(Task statement) Each record is to be written out exactly as it appears.

(Information supplied)
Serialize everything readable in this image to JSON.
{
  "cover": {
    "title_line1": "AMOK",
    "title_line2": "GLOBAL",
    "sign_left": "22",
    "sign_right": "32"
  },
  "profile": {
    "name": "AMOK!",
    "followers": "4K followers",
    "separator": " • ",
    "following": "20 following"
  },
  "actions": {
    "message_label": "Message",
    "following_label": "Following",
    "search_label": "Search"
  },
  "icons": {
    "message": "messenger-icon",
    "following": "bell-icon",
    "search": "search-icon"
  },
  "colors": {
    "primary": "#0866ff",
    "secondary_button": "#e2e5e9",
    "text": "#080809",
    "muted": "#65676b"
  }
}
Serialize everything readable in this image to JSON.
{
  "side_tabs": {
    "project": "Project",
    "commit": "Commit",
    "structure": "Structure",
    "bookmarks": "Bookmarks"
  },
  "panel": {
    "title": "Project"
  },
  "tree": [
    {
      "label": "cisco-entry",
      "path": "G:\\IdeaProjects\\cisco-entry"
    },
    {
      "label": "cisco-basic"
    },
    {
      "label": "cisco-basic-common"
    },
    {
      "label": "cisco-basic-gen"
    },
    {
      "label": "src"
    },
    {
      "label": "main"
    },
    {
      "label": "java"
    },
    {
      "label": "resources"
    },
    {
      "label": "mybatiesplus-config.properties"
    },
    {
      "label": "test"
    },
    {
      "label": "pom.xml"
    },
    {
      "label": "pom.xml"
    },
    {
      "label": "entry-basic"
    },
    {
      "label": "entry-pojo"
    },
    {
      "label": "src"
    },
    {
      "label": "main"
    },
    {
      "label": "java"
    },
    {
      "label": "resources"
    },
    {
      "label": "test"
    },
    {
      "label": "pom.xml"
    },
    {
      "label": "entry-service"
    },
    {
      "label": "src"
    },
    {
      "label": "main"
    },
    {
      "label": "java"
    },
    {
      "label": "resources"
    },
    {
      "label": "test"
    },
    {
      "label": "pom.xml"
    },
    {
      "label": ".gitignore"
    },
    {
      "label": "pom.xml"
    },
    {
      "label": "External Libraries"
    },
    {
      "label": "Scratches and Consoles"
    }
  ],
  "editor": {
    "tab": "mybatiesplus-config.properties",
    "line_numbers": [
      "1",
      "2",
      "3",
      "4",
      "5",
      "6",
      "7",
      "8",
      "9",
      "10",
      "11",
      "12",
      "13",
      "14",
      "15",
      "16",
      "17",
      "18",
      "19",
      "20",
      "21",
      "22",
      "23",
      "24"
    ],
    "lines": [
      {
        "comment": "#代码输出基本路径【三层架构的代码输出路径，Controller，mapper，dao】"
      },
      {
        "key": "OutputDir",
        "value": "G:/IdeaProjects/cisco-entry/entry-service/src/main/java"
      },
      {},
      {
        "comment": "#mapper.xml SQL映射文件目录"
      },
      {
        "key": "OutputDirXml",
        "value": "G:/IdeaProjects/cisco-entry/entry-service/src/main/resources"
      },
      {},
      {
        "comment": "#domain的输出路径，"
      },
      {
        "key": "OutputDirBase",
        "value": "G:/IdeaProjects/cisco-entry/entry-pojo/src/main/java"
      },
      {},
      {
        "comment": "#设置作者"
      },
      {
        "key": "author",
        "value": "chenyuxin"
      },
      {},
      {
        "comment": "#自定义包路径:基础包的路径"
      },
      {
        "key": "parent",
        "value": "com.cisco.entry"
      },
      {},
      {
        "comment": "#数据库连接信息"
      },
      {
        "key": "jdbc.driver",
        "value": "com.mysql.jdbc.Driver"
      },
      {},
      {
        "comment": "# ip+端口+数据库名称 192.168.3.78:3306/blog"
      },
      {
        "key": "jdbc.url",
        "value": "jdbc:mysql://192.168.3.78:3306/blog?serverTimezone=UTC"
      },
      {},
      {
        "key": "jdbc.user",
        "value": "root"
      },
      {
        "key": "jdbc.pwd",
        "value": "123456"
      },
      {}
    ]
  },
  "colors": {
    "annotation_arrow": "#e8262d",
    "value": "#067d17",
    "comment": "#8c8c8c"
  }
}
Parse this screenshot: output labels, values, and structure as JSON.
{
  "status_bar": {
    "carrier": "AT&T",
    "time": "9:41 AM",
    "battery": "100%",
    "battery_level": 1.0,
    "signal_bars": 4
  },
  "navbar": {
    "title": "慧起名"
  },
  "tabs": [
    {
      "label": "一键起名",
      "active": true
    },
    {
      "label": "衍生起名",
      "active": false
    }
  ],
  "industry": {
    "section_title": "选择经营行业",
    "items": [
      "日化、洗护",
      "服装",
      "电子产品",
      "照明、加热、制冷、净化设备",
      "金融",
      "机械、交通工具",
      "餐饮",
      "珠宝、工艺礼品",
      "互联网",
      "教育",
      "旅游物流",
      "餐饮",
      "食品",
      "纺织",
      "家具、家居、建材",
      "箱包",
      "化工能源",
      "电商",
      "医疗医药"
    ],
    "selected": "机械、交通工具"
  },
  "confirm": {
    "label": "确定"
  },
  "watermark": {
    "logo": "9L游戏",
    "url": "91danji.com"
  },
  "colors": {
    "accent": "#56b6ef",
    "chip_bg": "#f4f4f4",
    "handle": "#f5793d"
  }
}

(Problem solution)
Serialize everything readable in this image to JSON.
{
  "cover": {
    "title_line1": "AMOK",
    "title_line2": "GLOBAL",
    "sign_left": "22",
    "sign_right": "32"
  },
  "profile": {
    "name": "AMOK!",
    "followers": "4K followers",
    "separator": " • ",
    "following": "20 following"
  },
  "actions": {
    "message_label": "Message",
    "following_label": "Following",
    "search_label": "Search"
  },
  "icons": {
    "message": "messenger-icon",
    "following": "bell-icon",
    "search": "search-icon"
  },
  "colors": {
    "primary": "#0866ff",
    "secondary_button": "#e2e5e9",
    "text": "#080809",
    "muted": "#65676b"
  }
}
Serialize everything readable in this image to JSON.
{
  "side_tabs": {
    "project": "Project",
    "commit": "Commit",
    "structure": "Structure",
    "bookmarks": "Bookmarks"
  },
  "panel": {
    "title": "Project"
  },
  "tree": [
    {
      "label": "cisco-entry",
      "path": "G:\\IdeaProjects\\cisco-entry"
    },
    {
      "label": "cisco-basic"
    },
    {
      "label": "cisco-basic-common"
    },
    {
      "label": "cisco-basic-gen"
    },
    {
      "label": "src"
    },
    {
      "label": "main"
    },
    {
      "label": "java"
    },
    {
      "label": "resources"
    },
    {
      "label": "mybatiesplus-config.properties"
    },
    {
      "label": "test"
    },
    {
      "label": "pom.xml"
    },
    {
      "label": "pom.xml"
    },
    {
      "label": "entry-basic"
    },
    {
      "label": "entry-pojo"
    },
    {
      "label": "src"
    },
    {
      "label": "main"
    },
    {
      "label": "java"
    },
    {
      "label": "resources"
    },
    {
      "label": "test"
    },
    {
      "label": "pom.xml"
    },
    {
      "label": "entry-service"
    },
    {
      "label": "src"
    },
    {
      "label": "main"
    },
    {
      "label": "java"
    },
    {
      "label": "resources"
    },
    {
      "label": "test"
    },
    {
      "label": "pom.xml"
    },
    {
      "label": ".gitignore"
    },
    {
      "label": "pom.xml"
    },
    {
      "label": "External Libraries"
    },
    {
      "label": "Scratches and Consoles"
    }
  ],
  "editor": {
    "tab": "mybatiesplus-config.properties",
    "line_numbers": [
      "1",
      "2",
      "3",
      "4",
      "5",
      "6",
      "7",
      "8",
      "9",
      "10",
      "11",
      "12",
      "13",
      "14",
      "15",
      "16",
      "17",
      "18",
      "19",
      "20",
      "21",
      "22",
      "23",
      "24"
    ],
    "lines": [
      {
        "comment": "#代码输出基本路径【三层架构的代码输出路径，Controller，mapper，dao】"
      },
      {
        "key": "OutputDir",
        "value": "G:/IdeaProjects/cisco-entry/entry-service/src/main/java"
      },
      {},
      {
        "comment": "#mapper.xml SQL映射文件目录"
      },
      {
        "key": "OutputDirXml",
        "value": "G:/IdeaProjects/cisco-entry/entry-service/src/main/resources"
      },
      {},
      {
        "comment": "#domain的输出路径，"
      },
      {
        "key": "OutputDirBase",
        "value": "G:/IdeaProjects/cisco-entry/entry-pojo/src/main/java"
      },
      {},
      {
        "comment": "#设置作者"
      },
      {
        "key": "author",
        "value": "chenyuxin"
      },
      {},
      {
        "comment": "#自定义包路径:基础包的路径"
      },
      {
        "key": "parent",
        "value": "com.cisco.entry"
      },
      {},
      {
        "comment": "#数据库连接信息"
      },
      {
        "key": "jdbc.driver",
        "value": "com.mysql.jdbc.Driver"
      },
      {},
      {
        "comment": "# ip+端口+数据库名称 192.168.3.78:3306/blog"
      },
      {
        "key": "jdbc.url",
        "value": "jdbc:mysql://192.168.3.78:3306/blog?serverTimezone=UTC"
      },
      {},
      {
        "key": "jdbc.user",
        "value": "root"
      },
      {
        "key": "jdbc.pwd",
        "value": "123456"
      },
      {}
    ]
  },
  "colors": {
    "annotation_arrow": "#e8262d",
    "value": "#067d17",
    "comment": "#8c8c8c"
  }
}
Parse this screenshot: output labels, values, and structure as JSON.
{
  "status_bar": {
    "carrier": "AT&T",
    "time": "9:41 AM",
    "battery": "100%",
    "battery_level": 1.0,
    "signal_bars": 4
  },
  "navbar": {
    "title": "慧起名"
  },
  "tabs": [
    {
      "label": "一键起名",
      "active": true
    },
    {
      "label": "衍生起名",
      "active": false
    }
  ],
  "industry": {
    "section_title": "选择经营行业",
    "items": [
      "日化、洗护",
      "服装",
      "电子产品",
      "照明、加热、制冷、净化设备",
      "金融",
      "机械、交通工具",
      "餐饮",
      "珠宝、工艺礼品",
      "互联网",
      "教育",
      "旅游物流",
      "餐饮",
      "食品",
      "纺织",
      "家具、家居、建材",
      "箱包",
      "化工能源",
      "电商",
      "医疗医药"
    ],
    "selected": "机械、交通工具"
  },
  "confirm": {
    "label": "确定"
  },
  "watermark": {
    "logo": "9L游戏",
    "url": "91danji.com"
  },
  "colors": {
    "accent": "#56b6ef",
    "chip_bg": "#f4f4f4",
    "handle": "#f5793d"
  }
}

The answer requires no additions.